To help you understand my experience a little, you need some background.
I grew up Baptist. Now, I can't speak for all churches of this denomination, but I can tell you that I was taught that Satan had his hand in an awful lot of stuff. Almost anything that came from anywhere outside of our home town was pretty suspicious, and a heck of a lot of what DID come from our home town was for sure hell-bound as well. So the Catholics were doomed (they had statues in their churches, idols, doncha know! AND beer tents and BINGO!), and Mormons and Jehovah Witnesses for sure. The Methodists might make it even though they baptized BABIES for crying out loud, and the other Protestants might be okay.
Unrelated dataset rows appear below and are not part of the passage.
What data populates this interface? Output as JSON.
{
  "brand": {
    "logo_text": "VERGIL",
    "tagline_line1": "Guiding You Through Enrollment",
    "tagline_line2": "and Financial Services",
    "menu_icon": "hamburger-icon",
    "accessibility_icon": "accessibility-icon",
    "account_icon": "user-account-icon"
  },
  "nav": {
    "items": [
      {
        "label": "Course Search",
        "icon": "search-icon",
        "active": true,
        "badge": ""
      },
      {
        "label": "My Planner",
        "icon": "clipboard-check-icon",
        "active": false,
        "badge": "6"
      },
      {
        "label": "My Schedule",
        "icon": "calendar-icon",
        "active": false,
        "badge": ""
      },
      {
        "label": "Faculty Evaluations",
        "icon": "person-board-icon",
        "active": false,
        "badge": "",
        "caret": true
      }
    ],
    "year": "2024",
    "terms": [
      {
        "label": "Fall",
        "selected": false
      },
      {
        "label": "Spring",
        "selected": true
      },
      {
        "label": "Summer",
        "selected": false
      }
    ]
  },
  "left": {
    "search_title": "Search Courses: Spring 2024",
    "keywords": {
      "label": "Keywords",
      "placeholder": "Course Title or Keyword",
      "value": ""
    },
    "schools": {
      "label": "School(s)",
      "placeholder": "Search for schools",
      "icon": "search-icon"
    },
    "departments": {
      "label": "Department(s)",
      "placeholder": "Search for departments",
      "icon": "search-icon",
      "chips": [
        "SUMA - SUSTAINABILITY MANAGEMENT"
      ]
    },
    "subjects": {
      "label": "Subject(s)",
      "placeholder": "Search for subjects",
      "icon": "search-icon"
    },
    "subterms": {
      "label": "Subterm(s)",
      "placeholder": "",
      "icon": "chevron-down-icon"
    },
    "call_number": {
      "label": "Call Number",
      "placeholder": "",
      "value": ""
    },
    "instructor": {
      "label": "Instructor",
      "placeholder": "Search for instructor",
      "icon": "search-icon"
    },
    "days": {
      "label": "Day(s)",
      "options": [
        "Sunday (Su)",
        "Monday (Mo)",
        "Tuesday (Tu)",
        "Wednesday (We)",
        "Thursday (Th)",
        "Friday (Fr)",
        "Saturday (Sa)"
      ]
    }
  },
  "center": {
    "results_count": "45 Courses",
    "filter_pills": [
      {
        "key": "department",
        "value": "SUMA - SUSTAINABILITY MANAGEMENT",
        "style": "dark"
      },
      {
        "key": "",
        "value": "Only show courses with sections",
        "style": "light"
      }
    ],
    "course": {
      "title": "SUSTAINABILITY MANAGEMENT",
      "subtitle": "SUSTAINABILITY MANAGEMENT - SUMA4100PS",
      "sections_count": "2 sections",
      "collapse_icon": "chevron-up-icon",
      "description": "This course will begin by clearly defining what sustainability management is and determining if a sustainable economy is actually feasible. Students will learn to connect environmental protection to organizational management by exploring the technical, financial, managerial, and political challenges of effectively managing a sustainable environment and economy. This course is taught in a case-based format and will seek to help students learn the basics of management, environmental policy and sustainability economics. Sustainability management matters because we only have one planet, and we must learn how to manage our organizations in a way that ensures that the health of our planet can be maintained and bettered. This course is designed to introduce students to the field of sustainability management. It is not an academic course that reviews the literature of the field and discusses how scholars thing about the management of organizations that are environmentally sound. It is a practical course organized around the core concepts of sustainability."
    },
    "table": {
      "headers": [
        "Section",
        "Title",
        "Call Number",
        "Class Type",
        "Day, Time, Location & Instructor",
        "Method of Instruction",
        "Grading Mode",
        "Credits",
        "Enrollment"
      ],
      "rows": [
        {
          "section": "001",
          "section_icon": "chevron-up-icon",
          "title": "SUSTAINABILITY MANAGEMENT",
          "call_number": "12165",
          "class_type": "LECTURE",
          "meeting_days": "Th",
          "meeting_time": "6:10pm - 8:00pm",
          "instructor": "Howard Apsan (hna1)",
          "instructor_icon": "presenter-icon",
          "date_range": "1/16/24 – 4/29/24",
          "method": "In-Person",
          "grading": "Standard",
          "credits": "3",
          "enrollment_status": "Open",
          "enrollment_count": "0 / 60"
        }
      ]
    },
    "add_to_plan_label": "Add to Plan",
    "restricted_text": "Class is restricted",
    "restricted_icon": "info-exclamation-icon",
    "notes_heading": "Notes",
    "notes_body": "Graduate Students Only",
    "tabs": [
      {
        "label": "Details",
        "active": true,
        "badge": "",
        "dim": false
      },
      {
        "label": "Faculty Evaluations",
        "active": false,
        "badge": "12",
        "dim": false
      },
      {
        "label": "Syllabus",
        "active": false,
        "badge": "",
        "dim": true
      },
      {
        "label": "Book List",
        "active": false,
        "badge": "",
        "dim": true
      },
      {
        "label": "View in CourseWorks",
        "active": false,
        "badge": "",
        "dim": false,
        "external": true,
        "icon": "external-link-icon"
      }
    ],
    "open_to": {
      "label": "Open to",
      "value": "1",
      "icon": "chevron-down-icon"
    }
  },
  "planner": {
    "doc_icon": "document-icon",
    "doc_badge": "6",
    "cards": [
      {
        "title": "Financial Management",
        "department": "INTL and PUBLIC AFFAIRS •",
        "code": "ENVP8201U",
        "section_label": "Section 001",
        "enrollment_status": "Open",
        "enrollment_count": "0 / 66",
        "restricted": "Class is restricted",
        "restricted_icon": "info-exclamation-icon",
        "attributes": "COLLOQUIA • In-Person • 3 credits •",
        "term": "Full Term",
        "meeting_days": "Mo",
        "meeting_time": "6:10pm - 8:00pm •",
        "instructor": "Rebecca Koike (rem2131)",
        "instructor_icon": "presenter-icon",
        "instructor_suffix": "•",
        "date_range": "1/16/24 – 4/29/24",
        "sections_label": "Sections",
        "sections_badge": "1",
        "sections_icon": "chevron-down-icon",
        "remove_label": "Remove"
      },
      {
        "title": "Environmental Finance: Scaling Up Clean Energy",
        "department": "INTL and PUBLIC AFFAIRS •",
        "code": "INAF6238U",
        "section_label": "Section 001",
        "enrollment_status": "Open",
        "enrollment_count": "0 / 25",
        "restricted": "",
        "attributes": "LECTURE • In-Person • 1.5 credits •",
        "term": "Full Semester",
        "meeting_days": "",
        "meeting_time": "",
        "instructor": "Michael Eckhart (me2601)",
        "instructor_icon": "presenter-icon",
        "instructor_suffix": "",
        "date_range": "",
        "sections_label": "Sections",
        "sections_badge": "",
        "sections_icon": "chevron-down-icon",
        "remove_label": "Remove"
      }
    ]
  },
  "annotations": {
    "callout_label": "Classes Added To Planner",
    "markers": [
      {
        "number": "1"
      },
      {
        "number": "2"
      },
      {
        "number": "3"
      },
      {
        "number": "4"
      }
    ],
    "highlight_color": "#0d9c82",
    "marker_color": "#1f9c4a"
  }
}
I'd never even heard of a Muslim or a Buddist, honestly, but I knew that Hypnosis and Accupuncture and Iridology and Reflexology and most other non-traditional-medical-ologies were certainly dabbling in the Devil, and Yoga was certainly right up there as a doorway straight to Hades. Namaste, y'all.
Clearly I had some things to work through in my medical training, as well as in my spiritual journey.
But Babygirl's new doctors have literally prescribed yoga three times weekly for her headaches. So here we are, pushing through yet another rediculous cultural barrier leftover from childhood.
"Namaste" literally means "I bow" but implies "I bow to the divine in you" as a recognition of the spark of the divine dwelling in all people. Taken from the narrowest view of my childhood I suppose it could be interpreted as "I worship the divine in you" which would, of course, put this greeting right up there in the 'idol worship' (go straight to Hell, do not pass Go) category. Taken as my heart has come to understand Christ's call to us all, I would interpret it as, "I recognize that you, as I, are equally created in the image of God, and I honor that image."
We are called to love others as ourselves. We are all made in the image of God. The fact that I was taught to distrust my own theology if it came in a foreign language doesn't change my theology. Namaste.
The class was an hour and a quarter. I was, somehow, not expecting it to feel like exercise. This, it turns out, was a serious error in judgement. My legs are pretty good from all the walking. My abs? Not so much. I rehabilitated my right leg after a foot fracture a few years ago so my balance there isn't TOO bad, but the left? Let's not talk about it.
Before the poses requiring us to stand on one leg, the instructor kindly told the class that we were all welcome to move to the wall if we needed support for balance. It wasn't until today that it dawned on me that she was actually only talking to ME, the new, grey-haired lady with zero yoga experience.
We both had some perceptions to work through. I didn't fall over because of my grey hair, and lightning didn't strike me for growing up Baptist and attending yoga anyway. I think we'll all be okay.